At first, it was about the animals -- we grew up listening to "Meat is Murder" and were very into Morrisey. Then, when I was diagnosed with the disease and learned that too much protein was terribly hard on your kidneys, that sort of clenched it for me. The environmental concerns came last -- for, like Safran Foer, I still had idyllic images of farmers in mind when I thought of chickens, cows and pigs. Fast Food Nation opened my eyes a little. The Omnivore's Dilemma was also good. But Safran Foer's book has had me thinking and mulling over my eating choices for days.
Sure, he's making a point. Sure, he wants people to become vegetarians, that much is obvious. But even though I realize I'm being pursuaded by an incredibly convincing narrative, there are truths about this book that are unavoidable. We, as a society, do not think, properly debate with ourselves, about where things come from. We consume. We package. We shop. We eat. We sleep. We get up and do it all over again. And as so much of our lives has been managed for us by giant companies whose only responsibility seems to be to their shareholders, it seems impossible to try to step outside and make a difference.
Factory farming, as its described in the book, is abhorrent. The socio-economic, environmental and philosophical implications of being so separate from that which sustains us can't but have an irrevocable impact on human society. That's not to mention the impossible suffering that the animals who give their lives to ensure we get up, walk around, go to work, entertain ourselves and keep us healthy endure. Yes, I like to think I buy responsible meat (from a local butcher who sources from local farms when at the cottage; from The Heathy Butcher or Rowe's in the city), I still can't get my head around the fact that industry is ruining the sheer sustainability of our lives, of my nephew's life.
The fact that we are destroying the ocean at record-breaking pace to keep shrimp on the table and frozen in aisles of the grocery store makes me furious. The fact that hundreds of thousands of species are decimated by fishing techniques makes me want to row entire populations out to the middle of the ocean so they can see what soon won't be there. Imagine not seeing the whales in Tofino? Imagine sea horses being a thing of encyclopedias? I can't. I don't want to. Words matter. Calling senseless killing "by-product" doesn't erase the fact that for every piece of fish on the table, hundreds needlessly litter the oceans because of impatient and irresponsible companies looking to make a profit. Is there sustainable fish to eat? I think I'm going to turn to Taras Grescoe's Bottomfeeder for the answer. But, until then, I will not eat another piece of fish.
After our two-week Vegan Smackdown comes to a close, I'll probably still continue to selectively eat what little chicken I do eat -- but I'll never buy it in a grocery store. I'll never not take the time to make a separate trip to Rowe's or the Healthy Butcher. And, it's not like I do this anyway, but I certainly won't be eating any chicken I absolutely don't know the providence of.

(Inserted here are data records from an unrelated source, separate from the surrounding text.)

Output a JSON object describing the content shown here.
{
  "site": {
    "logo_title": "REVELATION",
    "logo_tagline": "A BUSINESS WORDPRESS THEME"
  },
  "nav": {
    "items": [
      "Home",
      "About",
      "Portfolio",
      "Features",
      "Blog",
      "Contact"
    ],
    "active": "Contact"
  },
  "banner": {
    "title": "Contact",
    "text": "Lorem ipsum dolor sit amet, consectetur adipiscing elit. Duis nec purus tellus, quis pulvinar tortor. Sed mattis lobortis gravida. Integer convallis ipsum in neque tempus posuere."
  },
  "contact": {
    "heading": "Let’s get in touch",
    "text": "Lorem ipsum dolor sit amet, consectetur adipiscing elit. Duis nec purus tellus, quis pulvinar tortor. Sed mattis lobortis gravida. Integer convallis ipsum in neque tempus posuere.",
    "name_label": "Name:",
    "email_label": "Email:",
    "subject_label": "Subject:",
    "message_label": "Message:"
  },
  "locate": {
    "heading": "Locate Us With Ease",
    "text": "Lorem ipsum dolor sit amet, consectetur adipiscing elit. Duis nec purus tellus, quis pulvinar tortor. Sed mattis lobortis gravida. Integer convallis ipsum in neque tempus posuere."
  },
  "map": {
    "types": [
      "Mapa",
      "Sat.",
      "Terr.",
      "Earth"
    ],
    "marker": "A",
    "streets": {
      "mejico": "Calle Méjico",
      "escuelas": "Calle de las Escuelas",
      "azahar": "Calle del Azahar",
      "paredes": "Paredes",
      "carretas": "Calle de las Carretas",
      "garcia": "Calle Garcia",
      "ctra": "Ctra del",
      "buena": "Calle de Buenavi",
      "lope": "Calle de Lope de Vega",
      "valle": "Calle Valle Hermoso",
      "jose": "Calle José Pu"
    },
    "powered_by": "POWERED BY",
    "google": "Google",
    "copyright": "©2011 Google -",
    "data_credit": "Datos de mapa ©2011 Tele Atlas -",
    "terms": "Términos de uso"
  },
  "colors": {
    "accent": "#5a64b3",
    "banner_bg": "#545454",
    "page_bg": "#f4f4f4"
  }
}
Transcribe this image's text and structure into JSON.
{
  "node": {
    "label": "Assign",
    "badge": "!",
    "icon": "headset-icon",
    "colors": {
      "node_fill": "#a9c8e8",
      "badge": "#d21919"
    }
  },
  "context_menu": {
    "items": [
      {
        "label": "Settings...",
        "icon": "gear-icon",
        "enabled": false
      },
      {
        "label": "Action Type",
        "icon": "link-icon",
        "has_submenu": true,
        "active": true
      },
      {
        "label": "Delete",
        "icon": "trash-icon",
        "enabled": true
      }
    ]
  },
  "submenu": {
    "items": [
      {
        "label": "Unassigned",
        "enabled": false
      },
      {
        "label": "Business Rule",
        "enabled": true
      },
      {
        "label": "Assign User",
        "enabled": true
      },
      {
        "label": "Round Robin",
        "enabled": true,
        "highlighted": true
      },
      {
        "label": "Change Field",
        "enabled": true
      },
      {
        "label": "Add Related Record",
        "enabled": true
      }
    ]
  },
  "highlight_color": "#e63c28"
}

I thought I was doing well by gardening. After all, growing my own food has given me a solid understanding of how much hard work goes in to keeping a garden that will actually feed me and my husband for most of the summer. It's not easy. It's worth celebrating every time a pull fresh green beans and steam them up for dinner. But knowing that the butter my RRHB smothers them with was made using factory farmed milk would turn their taste sour in my mouth. How can I avoid butter for the rest of my life? Is buying organic butter enough? Is it enough to do that small thing?
I don't have any answers to the numerous questions the book brought to the forefront. It a persuasive, thoughtful, artful (if repetative in places) work that had me hunkered down when I should have been cleaning the house in preparation for my brother's birthday. Here's the thing -- I'm an easy one to convince. I was already headed in the right direction. Here's hoping that Jonathan Safran Foer finds an audience for his book outside of people like me, and his book can make a difference.
READING CHALLENGES: I'm continuing all of my 2009 challenges because I didn't finish a single one. Here's a book for The Better You Read, The Better You Get theme I set up last year.